Principle 2: Full Kit instead of Scheduling based Synchronization
Since plans go haywire within no time, there is no way to achieve synchronization by doing a “required by date” planning. Hence starting work without complete information, with the hope that remaining information will come through just in time when it is actually required does not work. Often the resources providing the information may have moved to some other project or the required by date would have undergone a change because of variability.
Hence disruption of work is unavoidable if the full kit of information, materials and approvals are not available beforehand. But when WIP is reduced, the time spent in waiting for WIP levels to go down provides ample opportunity to ensure that all preparatory work for the new ones are ready, provided there is a separate preparatory team doing the job.

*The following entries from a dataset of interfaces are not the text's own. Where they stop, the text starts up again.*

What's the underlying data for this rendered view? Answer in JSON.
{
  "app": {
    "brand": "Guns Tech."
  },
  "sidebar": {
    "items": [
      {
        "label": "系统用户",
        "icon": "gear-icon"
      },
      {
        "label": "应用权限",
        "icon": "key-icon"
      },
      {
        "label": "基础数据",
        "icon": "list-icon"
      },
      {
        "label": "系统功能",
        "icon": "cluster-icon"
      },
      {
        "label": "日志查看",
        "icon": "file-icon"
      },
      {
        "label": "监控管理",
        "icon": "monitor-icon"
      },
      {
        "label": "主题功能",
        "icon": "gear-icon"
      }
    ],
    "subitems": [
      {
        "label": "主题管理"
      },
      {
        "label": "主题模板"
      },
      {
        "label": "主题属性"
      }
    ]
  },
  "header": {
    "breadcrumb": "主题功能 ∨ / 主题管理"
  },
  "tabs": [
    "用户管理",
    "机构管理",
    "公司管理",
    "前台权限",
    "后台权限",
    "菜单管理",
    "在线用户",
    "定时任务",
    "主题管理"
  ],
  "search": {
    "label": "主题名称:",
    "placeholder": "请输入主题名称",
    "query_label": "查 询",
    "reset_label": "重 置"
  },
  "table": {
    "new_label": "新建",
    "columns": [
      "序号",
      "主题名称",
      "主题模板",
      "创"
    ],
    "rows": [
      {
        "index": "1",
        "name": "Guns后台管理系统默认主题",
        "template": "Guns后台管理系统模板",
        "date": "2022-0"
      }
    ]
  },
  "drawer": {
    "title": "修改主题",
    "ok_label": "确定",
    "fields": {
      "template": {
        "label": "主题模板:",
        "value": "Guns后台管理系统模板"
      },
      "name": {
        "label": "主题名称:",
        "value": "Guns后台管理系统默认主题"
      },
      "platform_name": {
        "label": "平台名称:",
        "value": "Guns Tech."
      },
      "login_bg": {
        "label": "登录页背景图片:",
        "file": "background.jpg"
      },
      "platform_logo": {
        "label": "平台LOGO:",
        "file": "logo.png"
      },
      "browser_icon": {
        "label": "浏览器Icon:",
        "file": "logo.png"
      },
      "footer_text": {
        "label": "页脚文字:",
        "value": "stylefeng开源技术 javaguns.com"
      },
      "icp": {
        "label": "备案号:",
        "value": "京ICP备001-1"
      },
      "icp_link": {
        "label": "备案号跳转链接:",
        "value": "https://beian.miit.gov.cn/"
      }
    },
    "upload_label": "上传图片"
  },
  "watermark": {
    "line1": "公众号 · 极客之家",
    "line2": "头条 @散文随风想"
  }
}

Further, implementing a full kit rule also implies that no phase of R&D can start unless the previous stage gate requirements are completed in letter and spirit. But since a lower WIP also takes away the pressure of time, this enables one to follow the rule of gates without the need to violate it.
Principle 3: Active task management instead of milestone based reviews
Predefined date commitments on every project are not in sync with principles of WIP rule and a common global sequenced priority of projects. Delays in such deadlines eventually leads to everything becoming urgent which can trigger the vicious loop of bad multitasking and more delays. Hence one needs a process of daily management and predefined issue resolution frequency rather than the usual process of intervention close to committed dates
Principle 4: Project Buffers Instead of task level buffers
Embracing rule of “one-out-then-one-in” and daily management inevitably means letting go traditional project planning methods of task level estimates and commitments. However these task deadlines provide visibility to the progress of a project. So, if these plans are dismantled, an alternative method is needed to ensure visibility and control of the overall project.
This can be done by creating a project buffer tracker which does not use task level deadlines but yet provides better project level predictability of completion. For this, one needs to differentiate between touch time (the net value added time without interruption or rework) of doing a task and the buffers that tend to be added. Once they are segregated, the buffers from tasks can be aggregated as one single project level buffer. Whenever, a task exceeds touch time due to uncertainties, it will consume this buffer time making the progress of the entire project visible to everyone in the organization. By tracking the rate of this buffer consumption vis-à-vis the work completion, the company can now track all the projects in the company’s R&D pipeline and take expediting/corrective actions wherever judicious.
Once these processes are institutionalized, their combined effect is a dramatic release of capacity and reduction in lead time. This will not only enable the company to continually increase FDA submissions and earn higher margins; it will also simultaneously destress the entire process and build a happier work place.
1Hatch-Waxman act 1984 created the original regulatory path for generic medicines Generics life cycle is governed by laws of demand and supply.
2More suppliers enter as the market for generics mature, leading to lower prices and lesser margins for all players.